(Data extracted from a collection)

=== Begin Enclosure ===

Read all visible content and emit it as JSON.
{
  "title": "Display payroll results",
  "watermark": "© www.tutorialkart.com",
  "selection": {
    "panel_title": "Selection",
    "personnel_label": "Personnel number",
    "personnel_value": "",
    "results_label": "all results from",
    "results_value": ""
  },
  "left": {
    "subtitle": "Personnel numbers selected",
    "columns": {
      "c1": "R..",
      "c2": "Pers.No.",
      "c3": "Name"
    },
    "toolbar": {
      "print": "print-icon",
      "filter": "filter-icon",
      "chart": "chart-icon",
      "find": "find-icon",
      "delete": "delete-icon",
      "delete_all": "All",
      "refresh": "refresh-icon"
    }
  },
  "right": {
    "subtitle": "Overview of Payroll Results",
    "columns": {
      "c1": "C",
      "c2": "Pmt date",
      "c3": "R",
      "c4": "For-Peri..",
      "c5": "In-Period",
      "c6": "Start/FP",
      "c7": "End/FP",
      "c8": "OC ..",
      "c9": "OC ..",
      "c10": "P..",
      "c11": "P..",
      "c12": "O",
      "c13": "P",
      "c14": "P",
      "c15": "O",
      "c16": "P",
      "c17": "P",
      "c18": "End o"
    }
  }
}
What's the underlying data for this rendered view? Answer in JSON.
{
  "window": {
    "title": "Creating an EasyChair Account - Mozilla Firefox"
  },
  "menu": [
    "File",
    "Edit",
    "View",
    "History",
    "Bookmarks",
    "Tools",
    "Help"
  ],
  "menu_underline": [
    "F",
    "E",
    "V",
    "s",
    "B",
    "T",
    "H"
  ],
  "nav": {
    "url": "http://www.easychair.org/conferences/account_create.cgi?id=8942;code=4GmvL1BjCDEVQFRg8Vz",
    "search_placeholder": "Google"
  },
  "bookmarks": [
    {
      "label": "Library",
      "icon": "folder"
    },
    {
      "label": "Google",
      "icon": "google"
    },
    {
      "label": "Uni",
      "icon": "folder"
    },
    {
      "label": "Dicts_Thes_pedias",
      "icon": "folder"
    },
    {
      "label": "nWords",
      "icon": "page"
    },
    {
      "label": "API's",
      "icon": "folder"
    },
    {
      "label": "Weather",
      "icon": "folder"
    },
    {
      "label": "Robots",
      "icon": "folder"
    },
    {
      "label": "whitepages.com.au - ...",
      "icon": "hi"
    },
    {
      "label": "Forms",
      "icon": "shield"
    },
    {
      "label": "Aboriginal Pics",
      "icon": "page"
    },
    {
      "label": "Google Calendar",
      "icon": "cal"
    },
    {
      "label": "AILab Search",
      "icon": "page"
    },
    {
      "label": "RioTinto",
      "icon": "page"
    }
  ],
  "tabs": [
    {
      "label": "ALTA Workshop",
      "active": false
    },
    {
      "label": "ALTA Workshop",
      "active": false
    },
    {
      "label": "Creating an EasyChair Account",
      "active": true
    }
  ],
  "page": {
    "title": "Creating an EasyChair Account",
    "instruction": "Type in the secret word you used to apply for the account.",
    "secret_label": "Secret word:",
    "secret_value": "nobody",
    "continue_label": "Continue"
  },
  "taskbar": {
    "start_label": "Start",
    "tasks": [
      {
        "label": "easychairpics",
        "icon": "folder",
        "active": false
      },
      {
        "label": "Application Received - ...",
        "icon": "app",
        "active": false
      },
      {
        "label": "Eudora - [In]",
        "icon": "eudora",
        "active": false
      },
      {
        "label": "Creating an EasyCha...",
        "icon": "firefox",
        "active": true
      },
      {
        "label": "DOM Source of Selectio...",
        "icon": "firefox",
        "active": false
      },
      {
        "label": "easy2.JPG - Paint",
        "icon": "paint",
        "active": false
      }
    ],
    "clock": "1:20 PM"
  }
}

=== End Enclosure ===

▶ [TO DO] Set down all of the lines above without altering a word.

▶ [TASK RESULT]
Read all visible content and emit it as JSON.
{
  "title": "Display payroll results",
  "watermark": "© www.tutorialkart.com",
  "selection": {
    "panel_title": "Selection",
    "personnel_label": "Personnel number",
    "personnel_value": "",
    "results_label": "all results from",
    "results_value": ""
  },
  "left": {
    "subtitle": "Personnel numbers selected",
    "columns": {
      "c1": "R..",
      "c2": "Pers.No.",
      "c3": "Name"
    },
    "toolbar": {
      "print": "print-icon",
      "filter": "filter-icon",
      "chart": "chart-icon",
      "find": "find-icon",
      "delete": "delete-icon",
      "delete_all": "All",
      "refresh": "refresh-icon"
    }
  },
  "right": {
    "subtitle": "Overview of Payroll Results",
    "columns": {
      "c1": "C",
      "c2": "Pmt date",
      "c3": "R",
      "c4": "For-Peri..",
      "c5": "In-Period",
      "c6": "Start/FP",
      "c7": "End/FP",
      "c8": "OC ..",
      "c9": "OC ..",
      "c10": "P..",
      "c11": "P..",
      "c12": "O",
      "c13": "P",
      "c14": "P",
      "c15": "O",
      "c16": "P",
      "c17": "P",
      "c18": "End o"
    }
  }
}
What's the underlying data for this rendered view? Answer in JSON.
{
  "window": {
    "title": "Creating an EasyChair Account - Mozilla Firefox"
  },
  "menu": [
    "File",
    "Edit",
    "View",
    "History",
    "Bookmarks",
    "Tools",
    "Help"
  ],
  "menu_underline": [
    "F",
    "E",
    "V",
    "s",
    "B",
    "T",
    "H"
  ],
  "nav": {
    "url": "http://www.easychair.org/conferences/account_create.cgi?id=8942;code=4GmvL1BjCDEVQFRg8Vz",
    "search_placeholder": "Google"
  },
  "bookmarks": [
    {
      "label": "Library",
      "icon": "folder"
    },
    {
      "label": "Google",
      "icon": "google"
    },
    {
      "label": "Uni",
      "icon": "folder"
    },
    {
      "label": "Dicts_Thes_pedias",
      "icon": "folder"
    },
    {
      "label": "nWords",
      "icon": "page"
    },
    {
      "label": "API's",
      "icon": "folder"
    },
    {
      "label": "Weather",
      "icon": "folder"
    },
    {
      "label": "Robots",
      "icon": "folder"
    },
    {
      "label": "whitepages.com.au - ...",
      "icon": "hi"
    },
    {
      "label": "Forms",
      "icon": "shield"
    },
    {
      "label": "Aboriginal Pics",
      "icon": "page"
    },
    {
      "label": "Google Calendar",
      "icon": "cal"
    },
    {
      "label": "AILab Search",
      "icon": "page"
    },
    {
      "label": "RioTinto",
      "icon": "page"
    }
  ],
  "tabs": [
    {
      "label": "ALTA Workshop",
      "active": false
    },
    {
      "label": "ALTA Workshop",
      "active": false
    },
    {
      "label": "Creating an EasyChair Account",
      "active": true
    }
  ],
  "page": {
    "title": "Creating an EasyChair Account",
    "instruction": "Type in the secret word you used to apply for the account.",
    "secret_label": "Secret word:",
    "secret_value": "nobody",
    "continue_label": "Continue"
  },
  "taskbar": {
    "start_label": "Start",
    "tasks": [
      {
        "label": "easychairpics",
        "icon": "folder",
        "active": false
      },
      {
        "label": "Application Received - ...",
        "icon": "app",
        "active": false
      },
      {
        "label": "Eudora - [In]",
        "icon": "eudora",
        "active": false
      },
      {
        "label": "Creating an EasyCha...",
        "icon": "firefox",
        "active": true
      },
      {
        "label": "DOM Source of Selectio...",
        "icon": "firefox",
        "active": false
      },
      {
        "label": "easy2.JPG - Paint",
        "icon": "paint",
        "active": false
      }
    ],
    "clock": "1:20 PM"
  }
}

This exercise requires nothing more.